**EXERCISE**
Word for word, restate the records that appear below.

Stored records:
================================

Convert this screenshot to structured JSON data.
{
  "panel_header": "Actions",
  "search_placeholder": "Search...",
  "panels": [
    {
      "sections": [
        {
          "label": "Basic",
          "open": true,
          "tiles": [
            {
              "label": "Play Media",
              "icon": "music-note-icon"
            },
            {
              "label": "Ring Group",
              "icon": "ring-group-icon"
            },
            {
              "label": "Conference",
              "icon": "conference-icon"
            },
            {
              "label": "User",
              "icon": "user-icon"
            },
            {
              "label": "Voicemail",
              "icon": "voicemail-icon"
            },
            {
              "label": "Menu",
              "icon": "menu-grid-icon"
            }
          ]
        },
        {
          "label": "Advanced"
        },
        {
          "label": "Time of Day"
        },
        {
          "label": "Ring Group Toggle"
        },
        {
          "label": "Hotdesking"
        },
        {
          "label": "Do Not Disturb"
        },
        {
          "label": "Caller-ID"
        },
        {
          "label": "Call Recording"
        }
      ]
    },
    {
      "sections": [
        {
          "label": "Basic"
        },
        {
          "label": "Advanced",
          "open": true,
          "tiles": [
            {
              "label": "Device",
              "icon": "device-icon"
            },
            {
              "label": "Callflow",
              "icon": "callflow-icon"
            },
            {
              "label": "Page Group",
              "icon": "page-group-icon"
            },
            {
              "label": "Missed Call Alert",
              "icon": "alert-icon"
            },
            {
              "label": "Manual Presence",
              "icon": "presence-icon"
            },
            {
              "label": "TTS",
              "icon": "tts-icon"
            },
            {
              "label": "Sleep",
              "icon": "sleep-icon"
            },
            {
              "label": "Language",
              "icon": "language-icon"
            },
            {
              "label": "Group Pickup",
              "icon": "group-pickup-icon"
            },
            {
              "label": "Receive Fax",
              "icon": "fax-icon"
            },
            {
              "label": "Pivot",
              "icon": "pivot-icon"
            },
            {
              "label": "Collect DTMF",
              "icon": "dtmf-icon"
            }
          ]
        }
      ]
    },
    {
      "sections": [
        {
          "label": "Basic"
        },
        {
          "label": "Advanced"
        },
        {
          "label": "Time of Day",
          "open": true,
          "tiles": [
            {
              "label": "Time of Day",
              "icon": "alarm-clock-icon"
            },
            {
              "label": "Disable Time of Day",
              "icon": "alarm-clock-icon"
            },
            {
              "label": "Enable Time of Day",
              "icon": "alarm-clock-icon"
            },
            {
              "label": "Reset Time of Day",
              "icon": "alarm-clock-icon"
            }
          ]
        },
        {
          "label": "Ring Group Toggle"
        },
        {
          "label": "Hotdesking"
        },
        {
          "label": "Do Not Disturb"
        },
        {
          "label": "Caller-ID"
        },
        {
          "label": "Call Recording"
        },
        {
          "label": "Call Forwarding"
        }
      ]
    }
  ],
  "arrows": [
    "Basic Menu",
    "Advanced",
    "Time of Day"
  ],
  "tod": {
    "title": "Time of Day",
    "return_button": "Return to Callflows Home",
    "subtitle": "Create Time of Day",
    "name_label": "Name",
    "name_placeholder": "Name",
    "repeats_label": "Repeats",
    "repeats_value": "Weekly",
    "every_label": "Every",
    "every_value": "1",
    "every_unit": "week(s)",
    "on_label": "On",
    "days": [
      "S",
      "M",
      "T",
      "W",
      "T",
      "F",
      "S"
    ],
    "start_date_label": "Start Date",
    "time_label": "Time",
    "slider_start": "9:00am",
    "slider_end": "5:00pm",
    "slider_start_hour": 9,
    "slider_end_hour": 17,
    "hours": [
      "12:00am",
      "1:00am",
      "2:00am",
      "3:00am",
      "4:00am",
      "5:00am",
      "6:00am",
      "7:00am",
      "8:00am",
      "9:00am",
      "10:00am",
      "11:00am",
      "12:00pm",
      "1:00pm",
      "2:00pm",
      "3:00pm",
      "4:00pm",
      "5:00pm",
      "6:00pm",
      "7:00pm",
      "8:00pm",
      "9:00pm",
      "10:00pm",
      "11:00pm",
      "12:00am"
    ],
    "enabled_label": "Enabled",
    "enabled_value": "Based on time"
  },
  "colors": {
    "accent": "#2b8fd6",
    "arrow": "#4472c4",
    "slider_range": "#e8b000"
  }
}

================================

**PROBLEM SOLUTION**
Convert this screenshot to structured JSON data.
{
  "panel_header": "Actions",
  "search_placeholder": "Search...",
  "panels": [
    {
      "sections": [
        {
          "label": "Basic",
          "open": true,
          "tiles": [
            {
              "label": "Play Media",
              "icon": "music-note-icon"
            },
            {
              "label": "Ring Group",
              "icon": "ring-group-icon"
            },
            {
              "label": "Conference",
              "icon": "conference-icon"
            },
            {
              "label": "User",
              "icon": "user-icon"
            },
            {
              "label": "Voicemail",
              "icon": "voicemail-icon"
            },
            {
              "label": "Menu",
              "icon": "menu-grid-icon"
            }
          ]
        },
        {
          "label": "Advanced"
        },
        {
          "label": "Time of Day"
        },
        {
          "label": "Ring Group Toggle"
        },
        {
          "label": "Hotdesking"
        },
        {
          "label": "Do Not Disturb"
        },
        {
          "label": "Caller-ID"
        },
        {
          "label": "Call Recording"
        }
      ]
    },
    {
      "sections": [
        {
          "label": "Basic"
        },
        {
          "label": "Advanced",
          "open": true,
          "tiles": [
            {
              "label": "Device",
              "icon": "device-icon"
            },
            {
              "label": "Callflow",
              "icon": "callflow-icon"
            },
            {
              "label": "Page Group",
              "icon": "page-group-icon"
            },
            {
              "label": "Missed Call Alert",
              "icon": "alert-icon"
            },
            {
              "label": "Manual Presence",
              "icon": "presence-icon"
            },
            {
              "label": "TTS",
              "icon": "tts-icon"
            },
            {
              "label": "Sleep",
              "icon": "sleep-icon"
            },
            {
              "label": "Language",
              "icon": "language-icon"
            },
            {
              "label": "Group Pickup",
              "icon": "group-pickup-icon"
            },
            {
              "label": "Receive Fax",
              "icon": "fax-icon"
            },
            {
              "label": "Pivot",
              "icon": "pivot-icon"
            },
            {
              "label": "Collect DTMF",
              "icon": "dtmf-icon"
            }
          ]
        }
      ]
    },
    {
      "sections": [
        {
          "label": "Basic"
        },
        {
          "label": "Advanced"
        },
        {
          "label": "Time of Day",
          "open": true,
          "tiles": [
            {
              "label": "Time of Day",
              "icon": "alarm-clock-icon"
            },
            {
              "label": "Disable Time of Day",
              "icon": "alarm-clock-icon"
            },
            {
              "label": "Enable Time of Day",
              "icon": "alarm-clock-icon"
            },
            {
              "label": "Reset Time of Day",
              "icon": "alarm-clock-icon"
            }
          ]
        },
        {
          "label": "Ring Group Toggle"
        },
        {
          "label": "Hotdesking"
        },
        {
          "label": "Do Not Disturb"
        },
        {
          "label": "Caller-ID"
        },
        {
          "label": "Call Recording"
        },
        {
          "label": "Call Forwarding"
        }
      ]
    }
  ],
  "arrows": [
    "Basic Menu",
    "Advanced",
    "Time of Day"
  ],
  "tod": {
    "title": "Time of Day",
    "return_button": "Return to Callflows Home",
    "subtitle": "Create Time of Day",
    "name_label": "Name",
    "name_placeholder": "Name",
    "repeats_label": "Repeats",
    "repeats_value": "Weekly",
    "every_label": "Every",
    "every_value": "1",
    "every_unit": "week(s)",
    "on_label": "On",
    "days": [
      "S",
      "M",
      "T",
      "W",
      "T",
      "F",
      "S"
    ],
    "start_date_label": "Start Date",
    "time_label": "Time",
    "slider_start": "9:00am",
    "slider_end": "5:00pm",
    "slider_start_hour": 9,
    "slider_end_hour": 17,
    "hours": [
      "12:00am",
      "1:00am",
      "2:00am",
      "3:00am",
      "4:00am",
      "5:00am",
      "6:00am",
      "7:00am",
      "8:00am",
      "9:00am",
      "10:00am",
      "11:00am",
      "12:00pm",
      "1:00pm",
      "2:00pm",
      "3:00pm",
      "4:00pm",
      "5:00pm",
      "6:00pm",
      "7:00pm",
      "8:00pm",
      "9:00pm",
      "10:00pm",
      "11:00pm",
      "12:00am"
    ],
    "enabled_label": "Enabled",
    "enabled_value": "Based on time"
  },
  "colors": {
    "accent": "#2b8fd6",
    "arrow": "#4472c4",
    "slider_range": "#e8b000"
  }
}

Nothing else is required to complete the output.